“At the other end, start-ups are fully converged so it’s in the middle that we still see specialisms,” he adds. “Owning assets is not a differentiator, it’s an inhibitor. Having infrastructure and managing it is done more efficiently by hyperscale cloud providers so having infrastructure is less important at the level that we invest at. What we’re looking for is a service wrap and capability to manage solutions for a customer that involved dealing with a complex environment and supporting it.”
However, owning infrastructure is sometimes a benefit if it’s an enabler for a specialised service. Aneese gives the example of Livingbridge’s investment in M24Seven, a fast growing connectivity and internet infrastructure provider.
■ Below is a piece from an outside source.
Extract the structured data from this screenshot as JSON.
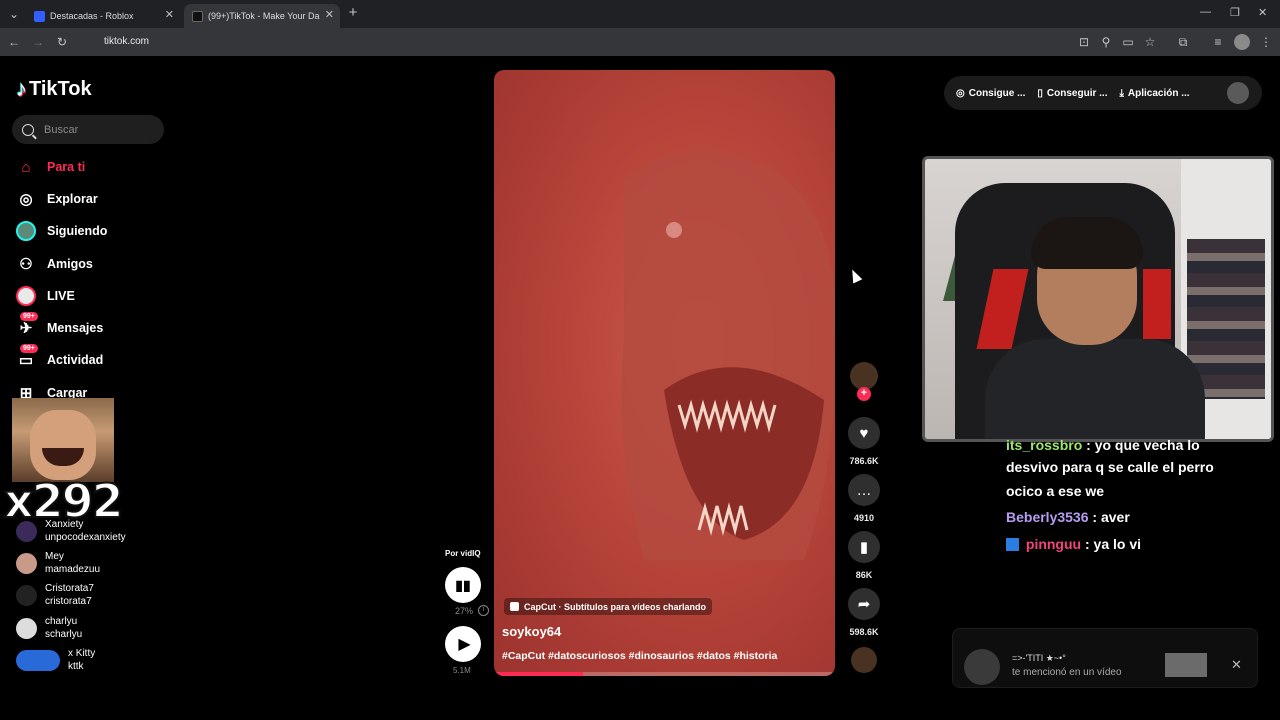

Established in Manchester in 2003 as Metronet (UK), it has since grown rapidly, both organically and through transformative acquisitions, to deliver high-speed connectivity and managed services to corporates and SMEs across the Midlands and North of England, with recent expansion into London and Europe. The combined Group, which rebranded as M24Seven in 2017, operates a hybrid ISP network in the UK. By combining an offering of wireless and wired technology, M24Seven is able to offer connectivity solutions that are typically implemented five times quicker than traditional fibre and copper-based services.
Livingbridge’s £45m secondary buyout supported the business’s transformative acquisition strategy. In 2016 Metronet (UK) acquired M247, a leading internet infrastructure and hosting company, for £47.5m. With operations in Manchester, UK and Bucharest, Romania, the acquisition of M247 allowed Metronet (UK) to offer a combined portfolio of connectivity and content services across the UK and Europe. The ISP has recently rebranded as M24Sevennow employs around 250 people across six sites including Manchester, Newcastle, London and Bucharest, supporting almost 34,000 customers across 92 countries.
“The business was a wireless ISP and that was it’s differentiator – it could provide fibre in the air equivalents to leased lines but could deliver that connectivity in a shorter timescale that BT,” says Aneese. “That differentiator will run for a period until every building in every location is connected to the internet. A pure play wireless ISP is valuable but scaling it nationally is quite hard. We therefore bought another business with a network that PoPped in about 50 locations and also a hosting business that provided dedicated infrastructure. This provides great connectivity so, if you’re Netflix or Amazon Prime you can send video content through our network. It’s a real specialism and owning the infrastructure helps in this case.”
However, specialist infrastructure is only one aspect of the cloud-enabled telecoms market and Livingbridge has other investments that are taking a service-oriented approach to cloud opportunities. Aneese gives the example of Giacom, a specialist cloud services marketplace which provides cloud services to the SME market via the IT consultancy community.
Giacom offers a one-stop platform for all of the cloud software, infrastructure and IT support services that an IT consultant might require to transition an SME client into a public or private cloud environment and then manage them on an ongoing basis. Underpinned by a Microsoft 2-Tier Cloud Solution Provider licence, Giacom has become the vendor of choice for over 4,000 consultants enabling the business to service a fast-growing addressable market estimated to be worth approximately £2.2bn.
Aneese sees companies like this as the means for companies to access cloud software and cloud telecoms. “Office 365 is one of the biggest drivers but the challenge with all of this is that sometimes you’re selling products customers can download and use but others need a bit of expertise to enable them to be used,” he says. “That’s what’s missing in the telco space. It’s a gap that M&A has started to plug.”